→ What you should do: Search the material and gather each line with "Australia" in it.

→ Supplied data:
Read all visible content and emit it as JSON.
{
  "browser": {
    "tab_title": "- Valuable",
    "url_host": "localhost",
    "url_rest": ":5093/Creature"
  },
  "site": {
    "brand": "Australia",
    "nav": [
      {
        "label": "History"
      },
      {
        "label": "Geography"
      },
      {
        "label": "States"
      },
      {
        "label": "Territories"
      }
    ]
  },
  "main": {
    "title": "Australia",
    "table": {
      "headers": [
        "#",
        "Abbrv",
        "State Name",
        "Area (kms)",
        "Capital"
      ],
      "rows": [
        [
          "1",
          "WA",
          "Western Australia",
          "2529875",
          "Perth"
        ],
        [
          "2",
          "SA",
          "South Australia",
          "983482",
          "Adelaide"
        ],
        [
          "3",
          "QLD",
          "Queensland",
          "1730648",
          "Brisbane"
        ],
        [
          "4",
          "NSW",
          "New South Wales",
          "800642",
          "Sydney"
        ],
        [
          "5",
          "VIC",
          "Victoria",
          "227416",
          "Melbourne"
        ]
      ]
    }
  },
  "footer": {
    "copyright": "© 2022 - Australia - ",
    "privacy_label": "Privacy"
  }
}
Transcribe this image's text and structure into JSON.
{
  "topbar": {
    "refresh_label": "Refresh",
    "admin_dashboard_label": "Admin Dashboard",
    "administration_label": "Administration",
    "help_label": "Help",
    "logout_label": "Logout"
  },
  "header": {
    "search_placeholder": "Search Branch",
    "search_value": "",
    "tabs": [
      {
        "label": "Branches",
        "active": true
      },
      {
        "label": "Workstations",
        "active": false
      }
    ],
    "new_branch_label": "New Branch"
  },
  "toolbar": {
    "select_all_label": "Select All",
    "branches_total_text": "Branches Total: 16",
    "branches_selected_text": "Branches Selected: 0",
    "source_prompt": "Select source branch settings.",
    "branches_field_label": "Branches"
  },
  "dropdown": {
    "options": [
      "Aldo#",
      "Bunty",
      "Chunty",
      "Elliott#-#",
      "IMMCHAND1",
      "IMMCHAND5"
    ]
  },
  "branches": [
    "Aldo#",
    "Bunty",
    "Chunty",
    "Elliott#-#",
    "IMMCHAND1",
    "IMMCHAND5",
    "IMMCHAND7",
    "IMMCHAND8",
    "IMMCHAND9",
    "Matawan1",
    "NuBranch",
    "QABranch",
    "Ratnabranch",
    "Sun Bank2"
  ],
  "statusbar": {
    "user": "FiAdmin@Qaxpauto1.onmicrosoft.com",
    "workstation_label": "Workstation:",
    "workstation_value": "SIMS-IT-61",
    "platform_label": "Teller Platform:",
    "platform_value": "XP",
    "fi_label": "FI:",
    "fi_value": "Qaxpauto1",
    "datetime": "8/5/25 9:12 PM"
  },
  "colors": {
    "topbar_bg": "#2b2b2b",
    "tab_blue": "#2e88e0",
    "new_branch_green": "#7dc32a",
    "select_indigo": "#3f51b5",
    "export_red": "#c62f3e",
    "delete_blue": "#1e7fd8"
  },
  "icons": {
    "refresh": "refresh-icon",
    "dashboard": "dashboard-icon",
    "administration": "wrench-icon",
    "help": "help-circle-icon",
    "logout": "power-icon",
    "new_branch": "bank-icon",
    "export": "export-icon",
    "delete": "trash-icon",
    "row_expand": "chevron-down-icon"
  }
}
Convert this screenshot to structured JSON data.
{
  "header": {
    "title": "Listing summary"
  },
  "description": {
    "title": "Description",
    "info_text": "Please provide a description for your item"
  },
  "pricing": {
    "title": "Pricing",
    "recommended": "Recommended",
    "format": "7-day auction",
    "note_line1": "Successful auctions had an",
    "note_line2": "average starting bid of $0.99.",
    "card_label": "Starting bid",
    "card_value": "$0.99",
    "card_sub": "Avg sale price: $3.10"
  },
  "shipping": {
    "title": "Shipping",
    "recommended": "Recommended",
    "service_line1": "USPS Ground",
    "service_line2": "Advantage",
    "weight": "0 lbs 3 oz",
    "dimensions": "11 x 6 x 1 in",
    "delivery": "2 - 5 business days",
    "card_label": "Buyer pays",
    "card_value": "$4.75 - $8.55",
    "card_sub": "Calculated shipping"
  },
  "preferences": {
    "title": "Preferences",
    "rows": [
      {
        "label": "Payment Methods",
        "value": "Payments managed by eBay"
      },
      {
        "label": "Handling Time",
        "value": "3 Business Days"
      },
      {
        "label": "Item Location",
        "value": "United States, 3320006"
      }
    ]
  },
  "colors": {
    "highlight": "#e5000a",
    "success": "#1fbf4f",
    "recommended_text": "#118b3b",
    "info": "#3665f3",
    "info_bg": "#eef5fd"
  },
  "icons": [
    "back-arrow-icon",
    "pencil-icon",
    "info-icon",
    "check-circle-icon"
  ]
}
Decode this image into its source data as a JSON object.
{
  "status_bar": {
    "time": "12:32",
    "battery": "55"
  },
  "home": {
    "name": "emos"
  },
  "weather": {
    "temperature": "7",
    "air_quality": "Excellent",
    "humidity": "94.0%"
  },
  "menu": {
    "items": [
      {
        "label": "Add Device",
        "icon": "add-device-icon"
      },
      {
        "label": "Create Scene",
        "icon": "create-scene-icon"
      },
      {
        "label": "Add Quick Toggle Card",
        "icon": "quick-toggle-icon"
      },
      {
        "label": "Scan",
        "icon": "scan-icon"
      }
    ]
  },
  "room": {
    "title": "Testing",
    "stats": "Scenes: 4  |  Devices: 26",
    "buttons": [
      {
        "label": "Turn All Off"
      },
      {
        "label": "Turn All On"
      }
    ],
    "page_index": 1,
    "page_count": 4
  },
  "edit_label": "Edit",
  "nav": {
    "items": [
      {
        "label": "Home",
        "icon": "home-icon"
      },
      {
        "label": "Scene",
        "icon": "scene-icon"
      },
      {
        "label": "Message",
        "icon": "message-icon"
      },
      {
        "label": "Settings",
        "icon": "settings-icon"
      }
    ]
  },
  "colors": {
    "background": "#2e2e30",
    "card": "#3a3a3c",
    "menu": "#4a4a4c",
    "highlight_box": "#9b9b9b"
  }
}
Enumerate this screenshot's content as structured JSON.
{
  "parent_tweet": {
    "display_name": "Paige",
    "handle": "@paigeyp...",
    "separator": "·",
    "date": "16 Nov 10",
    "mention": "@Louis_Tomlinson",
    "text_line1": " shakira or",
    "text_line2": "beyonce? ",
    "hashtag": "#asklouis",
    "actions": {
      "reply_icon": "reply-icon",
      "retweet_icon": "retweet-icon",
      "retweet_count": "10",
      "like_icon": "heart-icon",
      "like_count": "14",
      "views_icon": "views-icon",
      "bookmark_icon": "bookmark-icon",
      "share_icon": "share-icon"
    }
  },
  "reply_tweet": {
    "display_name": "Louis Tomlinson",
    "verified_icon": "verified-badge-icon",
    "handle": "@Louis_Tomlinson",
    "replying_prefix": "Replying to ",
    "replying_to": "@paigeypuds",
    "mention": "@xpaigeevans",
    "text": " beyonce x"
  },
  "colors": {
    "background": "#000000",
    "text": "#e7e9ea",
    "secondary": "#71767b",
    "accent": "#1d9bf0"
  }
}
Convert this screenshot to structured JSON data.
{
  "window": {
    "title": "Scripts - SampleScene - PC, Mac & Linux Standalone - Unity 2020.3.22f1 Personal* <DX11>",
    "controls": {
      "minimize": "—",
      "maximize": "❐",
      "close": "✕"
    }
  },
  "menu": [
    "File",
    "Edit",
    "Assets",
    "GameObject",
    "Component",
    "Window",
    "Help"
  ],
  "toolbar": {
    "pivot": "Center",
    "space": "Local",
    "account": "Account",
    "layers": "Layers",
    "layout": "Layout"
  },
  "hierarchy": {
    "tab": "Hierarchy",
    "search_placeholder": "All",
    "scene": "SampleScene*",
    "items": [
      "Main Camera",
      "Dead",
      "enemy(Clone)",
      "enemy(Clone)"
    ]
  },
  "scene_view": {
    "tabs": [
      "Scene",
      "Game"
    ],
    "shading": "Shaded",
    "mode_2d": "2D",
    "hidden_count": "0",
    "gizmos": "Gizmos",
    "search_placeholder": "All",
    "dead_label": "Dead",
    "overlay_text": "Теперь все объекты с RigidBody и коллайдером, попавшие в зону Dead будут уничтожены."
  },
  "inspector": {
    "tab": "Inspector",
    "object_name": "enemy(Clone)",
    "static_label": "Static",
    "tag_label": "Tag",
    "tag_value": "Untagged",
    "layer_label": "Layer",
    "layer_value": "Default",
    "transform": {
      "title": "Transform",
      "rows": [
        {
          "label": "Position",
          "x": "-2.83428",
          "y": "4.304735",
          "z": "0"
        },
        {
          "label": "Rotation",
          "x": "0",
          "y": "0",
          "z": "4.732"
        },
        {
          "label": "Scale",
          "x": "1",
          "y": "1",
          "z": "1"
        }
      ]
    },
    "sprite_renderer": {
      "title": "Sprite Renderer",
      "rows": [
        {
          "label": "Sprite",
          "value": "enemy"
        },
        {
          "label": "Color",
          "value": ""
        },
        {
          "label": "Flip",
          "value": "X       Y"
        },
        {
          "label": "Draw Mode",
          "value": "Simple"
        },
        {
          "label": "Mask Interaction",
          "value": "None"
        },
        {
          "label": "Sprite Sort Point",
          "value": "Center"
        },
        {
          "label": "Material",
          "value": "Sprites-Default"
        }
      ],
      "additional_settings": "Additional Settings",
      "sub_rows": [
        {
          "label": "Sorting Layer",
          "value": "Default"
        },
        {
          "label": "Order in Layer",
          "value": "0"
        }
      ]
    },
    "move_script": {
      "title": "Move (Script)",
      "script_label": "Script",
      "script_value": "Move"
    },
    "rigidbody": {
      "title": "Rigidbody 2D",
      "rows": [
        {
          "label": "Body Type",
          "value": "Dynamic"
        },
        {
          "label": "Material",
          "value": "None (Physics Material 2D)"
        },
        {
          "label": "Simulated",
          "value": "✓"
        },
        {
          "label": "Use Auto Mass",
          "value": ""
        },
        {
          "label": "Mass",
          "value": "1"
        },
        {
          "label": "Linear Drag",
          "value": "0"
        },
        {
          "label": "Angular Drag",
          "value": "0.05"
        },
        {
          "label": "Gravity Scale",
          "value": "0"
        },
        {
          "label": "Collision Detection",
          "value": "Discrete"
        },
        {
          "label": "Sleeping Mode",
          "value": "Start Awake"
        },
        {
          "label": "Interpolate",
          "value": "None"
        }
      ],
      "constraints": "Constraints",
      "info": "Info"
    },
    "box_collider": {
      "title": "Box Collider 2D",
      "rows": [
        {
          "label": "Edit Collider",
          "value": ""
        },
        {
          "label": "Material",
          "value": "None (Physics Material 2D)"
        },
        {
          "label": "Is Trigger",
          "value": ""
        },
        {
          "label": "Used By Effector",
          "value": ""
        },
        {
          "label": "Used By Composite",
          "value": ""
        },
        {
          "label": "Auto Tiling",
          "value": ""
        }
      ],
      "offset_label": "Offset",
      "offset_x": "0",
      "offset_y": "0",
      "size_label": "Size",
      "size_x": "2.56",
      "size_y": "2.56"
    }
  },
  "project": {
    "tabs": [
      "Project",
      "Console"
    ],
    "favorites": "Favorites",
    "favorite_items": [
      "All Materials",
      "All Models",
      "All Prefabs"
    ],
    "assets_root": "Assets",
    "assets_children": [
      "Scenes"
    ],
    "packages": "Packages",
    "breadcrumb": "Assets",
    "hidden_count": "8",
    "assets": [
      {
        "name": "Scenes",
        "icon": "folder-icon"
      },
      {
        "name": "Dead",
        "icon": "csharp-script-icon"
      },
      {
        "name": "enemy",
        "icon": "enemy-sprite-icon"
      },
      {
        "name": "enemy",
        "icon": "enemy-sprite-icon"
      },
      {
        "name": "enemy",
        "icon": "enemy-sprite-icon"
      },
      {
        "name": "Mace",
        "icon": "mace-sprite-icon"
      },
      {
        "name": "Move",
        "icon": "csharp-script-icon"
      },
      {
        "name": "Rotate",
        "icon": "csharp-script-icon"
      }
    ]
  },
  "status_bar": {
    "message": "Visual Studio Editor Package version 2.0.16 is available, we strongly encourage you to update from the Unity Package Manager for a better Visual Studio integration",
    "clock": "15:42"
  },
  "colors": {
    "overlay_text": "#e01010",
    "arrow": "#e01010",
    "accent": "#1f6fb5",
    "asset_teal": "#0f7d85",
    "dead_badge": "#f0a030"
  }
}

→ Answer section:
    "brand": "Australia",
    "title": "Australia",
          "Western Australia",
          "South Australia",
    "copyright": "© 2022 - Australia - ",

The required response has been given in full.